Input:

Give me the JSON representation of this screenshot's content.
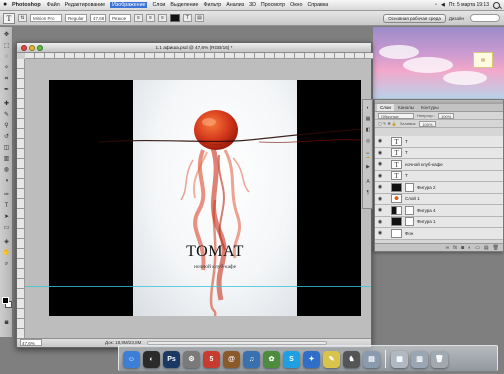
{
  "menubar": {
    "app_name": "Photoshop",
    "items": [
      "Файл",
      "Редактирование",
      "Изображение",
      "Слои",
      "Выделение",
      "Фильтр",
      "Анализ",
      "3D",
      "Просмотр",
      "Окно",
      "Справка"
    ],
    "active_item": "Изображение",
    "clock": "Пт. 5 марта  19:13"
  },
  "options": {
    "font_family": "Minion Pro",
    "font_style": "Regular",
    "font_size": "47,68",
    "anti_alias": "Резкое",
    "leading": "",
    "workspace_button": "Основная рабочая среда",
    "workspace_menu": "Дизайн"
  },
  "document": {
    "title": "1.1 афиша.psd @ 47,6% (RGB/16) *",
    "zoom": "47,6%",
    "doc_info": "Док: 18,8М/23,8М",
    "poster_title": "ТОМАТ",
    "poster_subtitle": "ночной клуб-кафе"
  },
  "layers_panel": {
    "tabs": [
      "Слои",
      "Каналы",
      "Контуры"
    ],
    "active_tab": "Слои",
    "blend_mode": "Обычные",
    "opacity_label": "Непрозр.:",
    "opacity": "100%",
    "fill_label": "Заливка:",
    "fill": "100%",
    "layers": [
      {
        "name": "Т",
        "thumb": "text",
        "selected": false
      },
      {
        "name": "Т",
        "thumb": "text",
        "selected": false
      },
      {
        "name": "ночной клуб-кафе",
        "thumb": "text",
        "selected": false
      },
      {
        "name": "Т",
        "thumb": "text",
        "selected": false
      },
      {
        "name": "Фигура 2",
        "thumb": "dark",
        "selected": false
      },
      {
        "name": "Слой 1",
        "thumb": "tomato",
        "selected": false
      },
      {
        "name": "Фигура 4",
        "thumb": "split",
        "selected": false
      },
      {
        "name": "Фигура 1",
        "thumb": "dark",
        "selected": false
      },
      {
        "name": "Фон",
        "thumb": "white",
        "selected": false
      }
    ]
  },
  "dock": {
    "apps": [
      {
        "name": "finder",
        "glyph": "☺",
        "color": "#3c7fd6"
      },
      {
        "name": "dashboard",
        "glyph": "◐",
        "color": "#2b2b2b"
      },
      {
        "name": "photoshop",
        "glyph": "Ps",
        "color": "#1b3a63"
      },
      {
        "name": "system-preferences",
        "glyph": "⚙",
        "color": "#7a7a7a"
      },
      {
        "name": "ical",
        "glyph": "5",
        "color": "#c83b2f"
      },
      {
        "name": "address-book",
        "glyph": "@",
        "color": "#8b5a2b"
      },
      {
        "name": "itunes",
        "glyph": "♫",
        "color": "#3a6fb0"
      },
      {
        "name": "iphoto",
        "glyph": "✿",
        "color": "#4d8c3c"
      },
      {
        "name": "skype",
        "glyph": "S",
        "color": "#1ea0e2"
      },
      {
        "name": "safari",
        "glyph": "✦",
        "color": "#2f6fc9"
      },
      {
        "name": "stickies",
        "glyph": "✎",
        "color": "#d8c44a"
      },
      {
        "name": "chess",
        "glyph": "♞",
        "color": "#555555"
      },
      {
        "name": "preview",
        "glyph": "▤",
        "color": "#8a9bb0"
      }
    ],
    "stacks": [
      {
        "name": "documents-stack",
        "glyph": "▦",
        "color": "#b0b8c2"
      },
      {
        "name": "downloads-stack",
        "glyph": "▥",
        "color": "#9aa6b4"
      },
      {
        "name": "trash",
        "glyph": "🗑",
        "color": "#a0a8b0"
      }
    ]
  },
  "colors": {
    "accent_tomato": "#d5391c",
    "guide": "#38c5d8"
  }
}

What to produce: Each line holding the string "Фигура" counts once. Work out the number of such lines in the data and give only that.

Answer section: 3